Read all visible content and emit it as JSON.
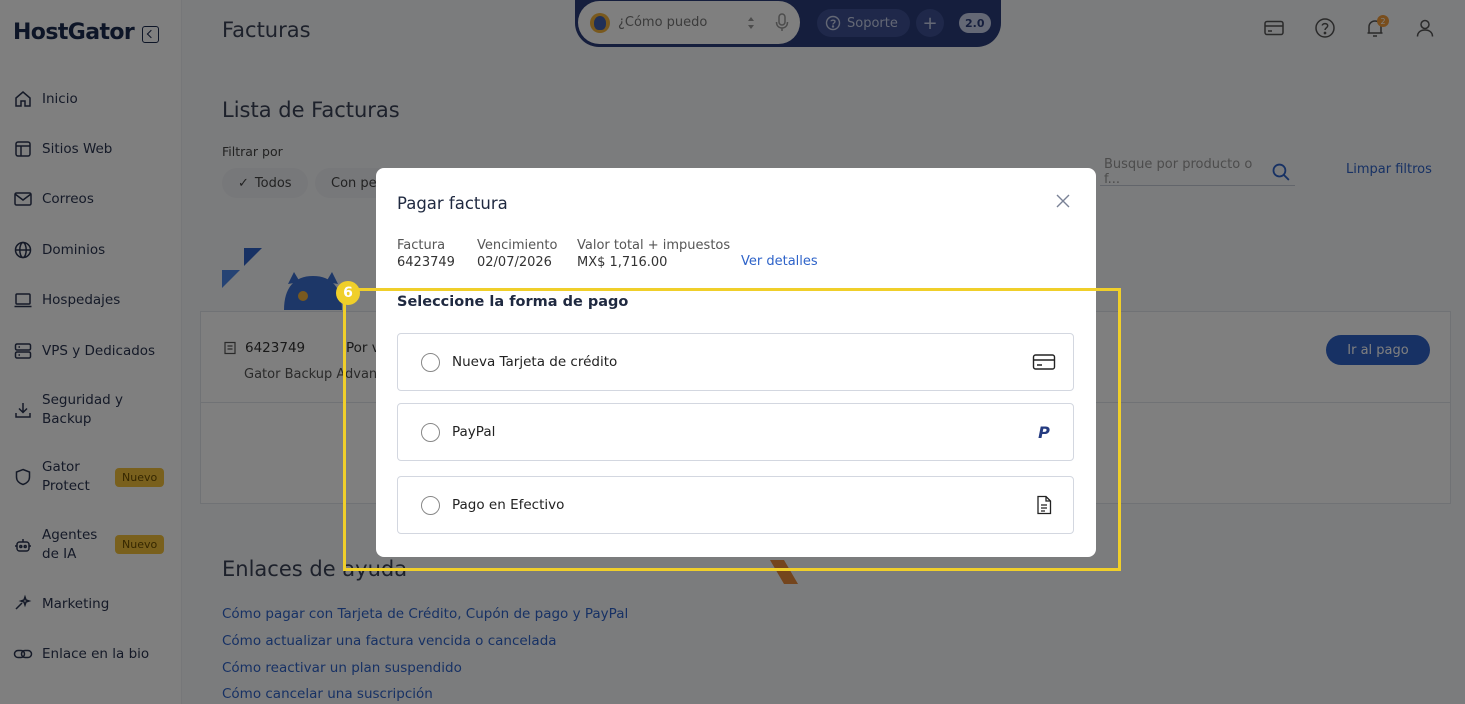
{
  "app": {
    "logo_text": "HostGator",
    "page_heading": "Facturas"
  },
  "sidebar": {
    "items": [
      {
        "label": "Inicio",
        "icon": "home-icon"
      },
      {
        "label": "Sitios Web",
        "icon": "layout-icon"
      },
      {
        "label": "Correos",
        "icon": "mail-icon"
      },
      {
        "label": "Dominios",
        "icon": "globe-icon"
      },
      {
        "label": "Hospedajes",
        "icon": "laptop-icon"
      },
      {
        "label": "VPS y Dedicados",
        "icon": "server-icon"
      },
      {
        "label": "Seguridad y Backup",
        "icon": "download-icon"
      },
      {
        "label": "Gator Protect",
        "icon": "shield-icon",
        "badge": "Nuevo"
      },
      {
        "label": "Agentes de IA",
        "icon": "robot-icon",
        "badge": "Nuevo"
      },
      {
        "label": "Marketing",
        "icon": "sparkle-icon"
      },
      {
        "label": "Enlace en la bio",
        "icon": "link-icon"
      }
    ]
  },
  "topbar": {
    "assistant_placeholder": "¿Cómo puedo",
    "support_label": "Soporte",
    "plus_label": "+",
    "version_badge": "2.0",
    "notification_count": "2"
  },
  "main": {
    "section_title": "Lista de Facturas",
    "filter_label": "Filtrar por",
    "filters": [
      {
        "label": "Todos",
        "checkmark": "✓"
      },
      {
        "label": "Con pe"
      }
    ],
    "search_placeholder": "Busque por producto o f...",
    "clear_filters": "Limpar filtros",
    "invoice": {
      "number": "6423749",
      "due_text": "Por ve",
      "product": "Gator Backup Advanc",
      "pay_button": "Ir al pago"
    },
    "help_title": "Enlaces de ayuda",
    "help_links": [
      "Cómo pagar con Tarjeta de Crédito, Cupón de pago y PayPal",
      "Cómo actualizar una factura vencida o cancelada",
      "Cómo reactivar un plan suspendido",
      "Cómo cancelar una suscripción"
    ]
  },
  "modal": {
    "title": "Pagar factura",
    "meta": [
      {
        "label": "Factura",
        "value": "6423749"
      },
      {
        "label": "Vencimiento",
        "value": "02/07/2026"
      },
      {
        "label": "Valor total + impuestos",
        "value": "MX$ 1,716.00"
      }
    ],
    "details_link": "Ver detalles",
    "select_title": "Seleccione la forma de pago",
    "options": [
      {
        "label": "Nueva Tarjeta de crédito",
        "icon": "credit-card-icon"
      },
      {
        "label": "PayPal",
        "icon": "paypal-icon",
        "icon_text": "P"
      },
      {
        "label": "Pago en Efectivo",
        "icon": "document-icon"
      }
    ]
  },
  "tutorial": {
    "step_number": "6",
    "highlight_color": "#f0cf2a"
  },
  "colors": {
    "brand": "#1b2a4e",
    "link": "#2e63c9",
    "badge_new": "#f3c13a",
    "assistant_bar": "#2b3d7a"
  }
}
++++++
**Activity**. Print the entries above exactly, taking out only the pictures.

**The completed task**.
Read all visible content and emit it as JSON.
{
  "app": {
    "logo_text": "HostGator",
    "page_heading": "Facturas"
  },
  "sidebar": {
    "items": [
      {
        "label": "Inicio",
        "icon": "home-icon"
      },
      {
        "label": "Sitios Web",
        "icon": "layout-icon"
      },
      {
        "label": "Correos",
        "icon": "mail-icon"
      },
      {
        "label": "Dominios",
        "icon": "globe-icon"
      },
      {
        "label": "Hospedajes",
        "icon": "laptop-icon"
      },
      {
        "label": "VPS y Dedicados",
        "icon": "server-icon"
      },
      {
        "label": "Seguridad y Backup",
        "icon": "download-icon"
      },
      {
        "label": "Gator Protect",
        "icon": "shield-icon",
        "badge": "Nuevo"
      },
      {
        "label": "Agentes de IA",
        "icon": "robot-icon",
        "badge": "Nuevo"
      },
      {
        "label": "Marketing",
        "icon": "sparkle-icon"
      },
      {
        "label": "Enlace en la bio",
        "icon": "link-icon"
      }
    ]
  },
  "topbar": {
    "assistant_placeholder": "¿Cómo puedo",
    "support_label": "Soporte",
    "plus_label": "+",
    "version_badge": "2.0",
    "notification_count": "2"
  },
  "main": {
    "section_title": "Lista de Facturas",
    "filter_label": "Filtrar por",
    "filters": [
      {
        "label": "Todos",
        "checkmark": "✓"
      },
      {
        "label": "Con pe"
      }
    ],
    "search_placeholder": "Busque por producto o f...",
    "clear_filters": "Limpar filtros",
    "invoice": {
      "number": "6423749",
      "due_text": "Por ve",
      "product": "Gator Backup Advanc",
      "pay_button": "Ir al pago"
    },
    "help_title": "Enlaces de ayuda",
    "help_links": [
      "Cómo pagar con Tarjeta de Crédito, Cupón de pago y PayPal",
      "Cómo actualizar una factura vencida o cancelada",
      "Cómo reactivar un plan suspendido",
      "Cómo cancelar una suscripción"
    ]
  },
  "modal": {
    "title": "Pagar factura",
    "meta": [
      {
        "label": "Factura",
        "value": "6423749"
      },
      {
        "label": "Vencimiento",
        "value": "02/07/2026"
      },
      {
        "label": "Valor total + impuestos",
        "value": "MX$ 1,716.00"
      }
    ],
    "details_link": "Ver detalles",
    "select_title": "Seleccione la forma de pago",
    "options": [
      {
        "label": "Nueva Tarjeta de crédito",
        "icon": "credit-card-icon"
      },
      {
        "label": "PayPal",
        "icon": "paypal-icon",
        "icon_text": "P"
      },
      {
        "label": "Pago en Efectivo",
        "icon": "document-icon"
      }
    ]
  },
  "tutorial": {
    "step_number": "6",
    "highlight_color": "#f0cf2a"
  },
  "colors": {
    "brand": "#1b2a4e",
    "link": "#2e63c9",
    "badge_new": "#f3c13a",
    "assistant_bar": "#2b3d7a"
  }
}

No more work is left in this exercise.